Practically all of the 70 million iPhones and 30 million iPads that the computer giant sold last year were produced in not-so-shining Chinese factories. One of the largest was recently exposed for 72-hour workweeks, forced overtime, child labor, chemical poisonings, deadly explosions, and more. Now, after years of refusing to allow independent scrutiny of such facilities, Apple honchos have thrown open the doors of foreign suppliers, so a group called the Fair Labor Association is free to inspect their Chinese factories.
Apple CEO Tim Cook positively glowed while declaring that workers everywhere have the right to safe and fair workplaces, pledging that FLA would be able "to independently assess" his company's performance.
Independently? Not so fast, Bucko. It turns out that FLA is notorious among anti-sweatshop groups for its coziness with corporate interests. How cozy? It is largely funded by its "cor-porate members"--the very firms being inspected! Indeed, in January, Apple became a corporate member of FLA, just in time to go public with its new pledge of openness.
Scott Nova is head of the Worker Rights Consortium, a legitimate anti-sweatshop group. As he dryly observed about the FLA-Apple deal: "Independent monitoring means you're generally independent of the companies."

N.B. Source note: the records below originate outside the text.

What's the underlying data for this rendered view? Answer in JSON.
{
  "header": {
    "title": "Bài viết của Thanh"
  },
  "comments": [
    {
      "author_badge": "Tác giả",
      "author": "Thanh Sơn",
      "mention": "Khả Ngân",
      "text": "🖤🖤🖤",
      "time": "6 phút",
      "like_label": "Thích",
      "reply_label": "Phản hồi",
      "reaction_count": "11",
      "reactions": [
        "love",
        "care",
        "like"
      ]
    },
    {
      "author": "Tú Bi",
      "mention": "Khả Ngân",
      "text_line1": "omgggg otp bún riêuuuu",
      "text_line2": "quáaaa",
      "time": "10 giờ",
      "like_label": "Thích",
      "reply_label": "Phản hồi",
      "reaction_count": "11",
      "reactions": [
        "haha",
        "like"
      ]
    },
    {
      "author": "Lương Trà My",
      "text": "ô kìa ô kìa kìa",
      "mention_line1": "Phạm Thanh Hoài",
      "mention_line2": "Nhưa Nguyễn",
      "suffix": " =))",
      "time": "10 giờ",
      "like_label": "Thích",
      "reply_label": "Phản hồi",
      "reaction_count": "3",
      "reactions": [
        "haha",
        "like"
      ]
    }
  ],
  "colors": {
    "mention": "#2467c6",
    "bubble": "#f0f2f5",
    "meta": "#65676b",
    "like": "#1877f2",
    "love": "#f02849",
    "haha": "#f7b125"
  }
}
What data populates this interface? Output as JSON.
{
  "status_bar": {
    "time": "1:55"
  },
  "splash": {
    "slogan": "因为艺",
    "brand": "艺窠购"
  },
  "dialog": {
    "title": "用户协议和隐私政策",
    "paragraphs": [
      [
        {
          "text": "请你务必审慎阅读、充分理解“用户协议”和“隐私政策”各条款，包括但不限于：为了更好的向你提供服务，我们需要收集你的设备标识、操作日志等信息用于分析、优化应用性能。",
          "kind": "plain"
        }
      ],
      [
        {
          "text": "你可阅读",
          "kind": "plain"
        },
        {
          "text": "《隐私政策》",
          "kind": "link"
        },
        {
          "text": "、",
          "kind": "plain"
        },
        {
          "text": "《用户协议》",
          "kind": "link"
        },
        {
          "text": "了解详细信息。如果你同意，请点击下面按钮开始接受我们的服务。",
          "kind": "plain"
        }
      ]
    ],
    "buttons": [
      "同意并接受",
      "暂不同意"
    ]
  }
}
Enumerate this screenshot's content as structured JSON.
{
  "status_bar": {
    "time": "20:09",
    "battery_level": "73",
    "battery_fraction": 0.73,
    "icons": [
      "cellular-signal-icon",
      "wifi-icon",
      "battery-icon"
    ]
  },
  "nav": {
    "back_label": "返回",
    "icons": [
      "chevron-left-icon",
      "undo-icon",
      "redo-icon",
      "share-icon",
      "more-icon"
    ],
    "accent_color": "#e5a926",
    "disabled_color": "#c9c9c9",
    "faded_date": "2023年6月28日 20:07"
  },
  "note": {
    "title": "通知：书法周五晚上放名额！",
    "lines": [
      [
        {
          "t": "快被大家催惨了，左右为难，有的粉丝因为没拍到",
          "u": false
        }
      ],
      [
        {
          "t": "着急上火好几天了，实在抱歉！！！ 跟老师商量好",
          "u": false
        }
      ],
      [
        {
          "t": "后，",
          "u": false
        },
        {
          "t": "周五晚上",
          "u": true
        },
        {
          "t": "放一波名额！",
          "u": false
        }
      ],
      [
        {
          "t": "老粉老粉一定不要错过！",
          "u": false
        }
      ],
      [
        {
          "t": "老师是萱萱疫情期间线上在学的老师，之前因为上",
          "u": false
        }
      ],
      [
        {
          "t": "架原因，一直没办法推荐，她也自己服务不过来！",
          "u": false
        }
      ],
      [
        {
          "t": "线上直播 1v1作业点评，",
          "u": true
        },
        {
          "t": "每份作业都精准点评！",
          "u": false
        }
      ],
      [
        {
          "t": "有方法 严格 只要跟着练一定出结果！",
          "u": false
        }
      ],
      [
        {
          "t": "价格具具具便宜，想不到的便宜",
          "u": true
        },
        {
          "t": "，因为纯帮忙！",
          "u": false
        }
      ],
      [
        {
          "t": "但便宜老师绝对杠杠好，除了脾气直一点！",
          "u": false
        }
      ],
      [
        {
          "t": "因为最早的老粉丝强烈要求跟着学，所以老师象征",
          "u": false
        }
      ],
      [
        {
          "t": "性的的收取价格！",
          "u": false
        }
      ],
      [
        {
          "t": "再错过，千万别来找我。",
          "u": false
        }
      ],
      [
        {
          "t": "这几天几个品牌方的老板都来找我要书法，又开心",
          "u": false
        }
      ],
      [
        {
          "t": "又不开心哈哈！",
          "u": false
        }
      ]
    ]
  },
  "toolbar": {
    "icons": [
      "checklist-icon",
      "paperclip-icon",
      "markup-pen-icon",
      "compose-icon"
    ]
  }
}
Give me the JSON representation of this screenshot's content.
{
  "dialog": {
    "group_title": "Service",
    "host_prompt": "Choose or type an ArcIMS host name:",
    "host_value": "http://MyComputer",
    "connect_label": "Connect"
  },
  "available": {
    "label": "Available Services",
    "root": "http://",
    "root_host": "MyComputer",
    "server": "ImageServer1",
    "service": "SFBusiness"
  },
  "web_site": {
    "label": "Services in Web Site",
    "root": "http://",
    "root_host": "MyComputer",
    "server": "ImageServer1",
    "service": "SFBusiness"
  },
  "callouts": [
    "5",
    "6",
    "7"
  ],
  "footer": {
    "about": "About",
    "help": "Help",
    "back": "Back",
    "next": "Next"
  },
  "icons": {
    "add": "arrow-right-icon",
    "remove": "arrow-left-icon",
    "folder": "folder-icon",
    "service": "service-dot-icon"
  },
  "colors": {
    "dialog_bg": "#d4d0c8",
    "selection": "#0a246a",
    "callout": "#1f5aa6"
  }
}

Will FLA do an honest assessment--or just polish the Apple? To find out, stay in touch with the Worker Rights Consortium: http://www.workersrights.org.